The recovery is uneven, however. In some markets, like Australia and Japan, sales are already running ahead of 2019. In China, sales are down. In the U.S., McDonald’s put on the brakes. After reopening 2,000 dining rooms with reduced seating, the company paused reopenings in early July as coronavirus cases spiked. Last week, McDonald’s said it will delay dining room reopenings for at least another month and will require face masks for anyone entering its restaurants. McDonald’s is also spending heavily to convince people to come back, particularly for breakfast. The Chicago company spent more than $200 million to support franchisee marketing during the second quarter. It also paid $31 million to distribution centers — payments normally made by franchisees — and $45 million to cover franchisees’ debts. McDonald’s reported Tuesday that net income fell 68% to $484 million during the quarter. Earnings, adjusted for one-time items, were 66 cents per share, well short of the 74 cents Wall Street was looking for, according to a survey by FactSet.
Same-store sales fell 24% for the entire quarter, a point shy of analyst projections. In the U.S., McDonald’s biggest market, same-store sales fell 9%. Last year, they were up 8% in the same period. Same-store sales fell 41% in international markets, reflecting temporary store closures in the United Kingdom, France and other countries. Revenue fell 30% to $3.76 billion, slightly ahead of expectations. McDonald’s shares fell 2% to $196.52 in premarket trading. While the Federal Court could overturn the verdict, he noted the judge on Tuesday was “extremely through in his analysis and reasoning for grounds of judgement”.

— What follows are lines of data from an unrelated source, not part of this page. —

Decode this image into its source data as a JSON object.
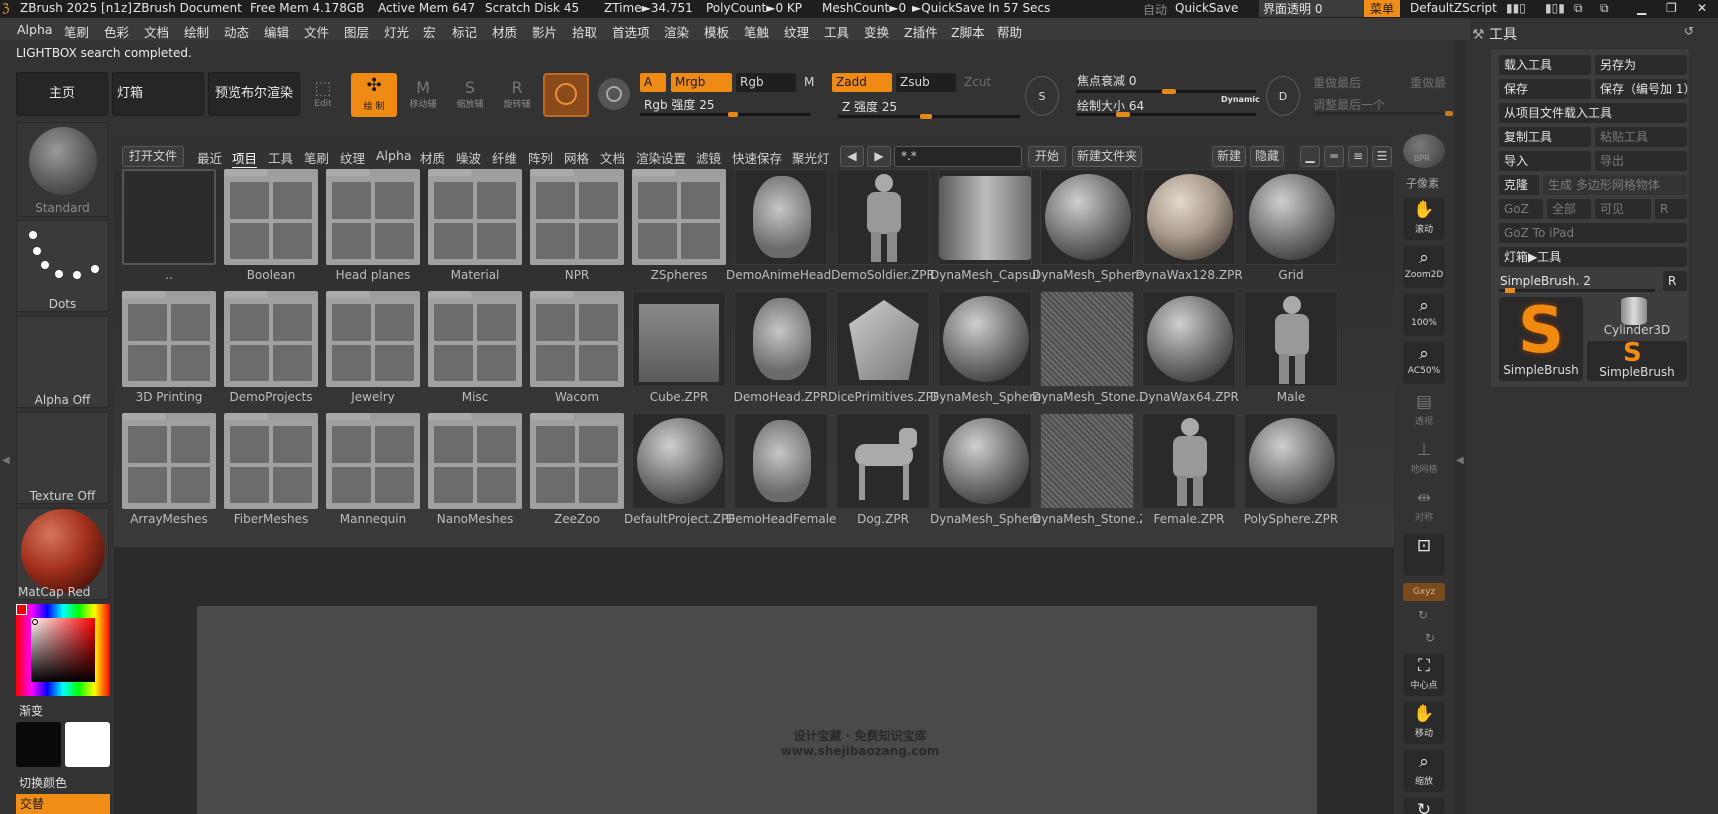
{
  "titlebar": {
    "app": "ZBrush 2025 [n1z]",
    "document": "ZBrush Document",
    "free_mem": "Free Mem 4.178GB",
    "active_mem": "Active Mem 647",
    "scratch": "Scratch Disk 45",
    "ztime": "ZTime►34.751",
    "polycount": "PolyCount►0 KP",
    "meshcount": "MeshCount►0",
    "quicksave_in": "►QuickSave In 57 Secs",
    "auto": "自动",
    "quicksave": "QuickSave",
    "ui_transparency": "界面透明 0",
    "menu": "菜单",
    "script": "DefaultZScript"
  },
  "menu": [
    "Alpha",
    "笔刷",
    "色彩",
    "文档",
    "绘制",
    "动态",
    "编辑",
    "文件",
    "图层",
    "灯光",
    "宏",
    "标记",
    "材质",
    "影片",
    "拾取",
    "首选项",
    "渲染",
    "模板",
    "笔触",
    "纹理",
    "工具",
    "变换",
    "Z插件",
    "Z脚本",
    "帮助"
  ],
  "status": "LIGHTBOX search completed.",
  "top_left_buttons": {
    "home": "主页",
    "lightbox": "灯箱",
    "bool_preview": "预览布尔渲染"
  },
  "mode_buttons": {
    "edit": "Edit",
    "draw": "绘 制",
    "move": "移动辅",
    "scale": "缩放辅",
    "rotate": "旋转辅"
  },
  "channels": {
    "a": "A",
    "mrgb": "Mrgb",
    "rgb": "Rgb",
    "m": "M",
    "zadd": "Zadd",
    "zsub": "Zsub",
    "zcut": "Zcut"
  },
  "sliders": {
    "rgb_intensity": "Rgb 强度 25",
    "z_intensity": "Z 强度 25",
    "focal_shift": "焦点衰减 0",
    "draw_size": "绘制大小 64",
    "dynamic": "Dynamic",
    "s": "S",
    "d": "D",
    "redo_last": "重做最后",
    "redo_last2": "重做最",
    "adjust_last": "调整最后一个"
  },
  "left_shelf": {
    "brush": "Standard",
    "stroke": "Dots",
    "alpha": "Alpha Off",
    "texture": "Texture Off",
    "material": "MatCap Red Wax",
    "gradient": "渐变",
    "switch_color": "切换颜色",
    "alternate": "交替",
    "colors": {
      "material": "#a2301c",
      "main": "#0a0a0a",
      "secondary": "#ffffff"
    }
  },
  "lightbox": {
    "open_file": "打开文件",
    "tabs": [
      "最近",
      "项目",
      "工具",
      "笔刷",
      "纹理",
      "Alpha",
      "材质",
      "噪波",
      "纤维",
      "阵列",
      "网格",
      "文档",
      "渲染设置",
      "滤镜",
      "快速保存",
      "聚光灯"
    ],
    "selected_tab": "项目",
    "search": "*.*",
    "start": "开始",
    "new_folder": "新建文件夹",
    "new": "新建",
    "hide": "隐藏",
    "rows": [
      [
        {
          "name": "..",
          "kind": "empty"
        },
        {
          "name": "Boolean",
          "kind": "folder"
        },
        {
          "name": "Head planes",
          "kind": "folder"
        },
        {
          "name": "Material",
          "kind": "folder"
        },
        {
          "name": "NPR",
          "kind": "folder"
        },
        {
          "name": "ZSpheres",
          "kind": "folder"
        },
        {
          "name": "DemoAnimeHead.ZPR",
          "kind": "head"
        },
        {
          "name": "DemoSoldier.ZPR",
          "kind": "figure"
        },
        {
          "name": "DynaMesh_Capsule.ZPR",
          "kind": "capsule"
        },
        {
          "name": "DynaMesh_Sphere.ZPR",
          "kind": "sphere"
        },
        {
          "name": "DynaWax128.ZPR",
          "kind": "wax"
        },
        {
          "name": "Grid",
          "kind": "sphere"
        }
      ],
      [
        {
          "name": "3D Printing",
          "kind": "folder"
        },
        {
          "name": "DemoProjects",
          "kind": "folder"
        },
        {
          "name": "Jewelry",
          "kind": "folder"
        },
        {
          "name": "Misc",
          "kind": "folder"
        },
        {
          "name": "Wacom",
          "kind": "folder"
        },
        {
          "name": "Cube.ZPR",
          "kind": "cube"
        },
        {
          "name": "DemoHead.ZPR",
          "kind": "head"
        },
        {
          "name": "DicePrimitives.ZPR",
          "kind": "dice"
        },
        {
          "name": "DynaMesh_Sphere.ZPR",
          "kind": "sphere"
        },
        {
          "name": "DynaMesh_Stone.ZPR",
          "kind": "stone"
        },
        {
          "name": "DynaWax64.ZPR",
          "kind": "sphere"
        },
        {
          "name": "Male",
          "kind": "figure"
        }
      ],
      [
        {
          "name": "ArrayMeshes",
          "kind": "folder"
        },
        {
          "name": "FiberMeshes",
          "kind": "folder"
        },
        {
          "name": "Mannequin",
          "kind": "folder"
        },
        {
          "name": "NanoMeshes",
          "kind": "folder"
        },
        {
          "name": "ZeeZoo",
          "kind": "folder"
        },
        {
          "name": "DefaultProject.ZPR",
          "kind": "sphere"
        },
        {
          "name": "DemoHeadFemale.ZPR",
          "kind": "head"
        },
        {
          "name": "Dog.ZPR",
          "kind": "dog"
        },
        {
          "name": "DynaMesh_Sphere.ZPR",
          "kind": "sphere"
        },
        {
          "name": "DynaMesh_Stone.ZPR",
          "kind": "stone"
        },
        {
          "name": "Female.ZPR",
          "kind": "figure"
        },
        {
          "name": "PolySphere.ZPR",
          "kind": "sphere"
        }
      ]
    ]
  },
  "right_shelf": {
    "bpr": "BPR",
    "subpixel": "子像素",
    "scroll": "滚动",
    "zoom2d": "Zoom2D",
    "zoom100": "100%",
    "ac50": "AC50%",
    "persp": "透视",
    "floor": "地网格",
    "sym": "对称",
    "xyz": "Gxyz",
    "center": "中心点",
    "move": "移动",
    "scale": "缩放"
  },
  "tool_panel": {
    "title": "工具",
    "load": "载入工具",
    "save_as": "另存为",
    "save": "保存",
    "save_inc": "保存（编号加 1）",
    "load_project": "从项目文件载入工具",
    "copy": "复制工具",
    "paste": "粘贴工具",
    "import": "导入",
    "export": "导出",
    "clone": "克隆",
    "make_polymesh": "生成 多边形网格物体",
    "goz": "GoZ",
    "all": "全部",
    "visible": "可见",
    "r": "R",
    "goz_ipad": "GoZ To iPad",
    "lightbox_tool": "灯箱▶工具",
    "current": "SimpleBrush. 2",
    "tool1": "SimpleBrush",
    "tool2": "Cylinder3D",
    "tool3": "SimpleBrush"
  },
  "watermark": {
    "line1": "设计宝藏 · 免费知识宝库",
    "line2": "www.shejibaozang.com"
  }
}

Najib’s lawyers had argued that he was misled by Malaysian financier Jho Low and other 1MDB officials into believing that the funds banked in his accounts were donated by the Saudi royal family, rather than misappropriated from SRC as prosecutors alleged. Low has denied wrongdoing. Judge Mohamad Nazlan told the court it was “far-fetched” to believe Najib could have been misled by Low and asked why he never questioned Low’s claim that the money was a donation. Najib made a short statement in court before sentencing, saying he never demanded or planned for the 42 million ringgit in his account.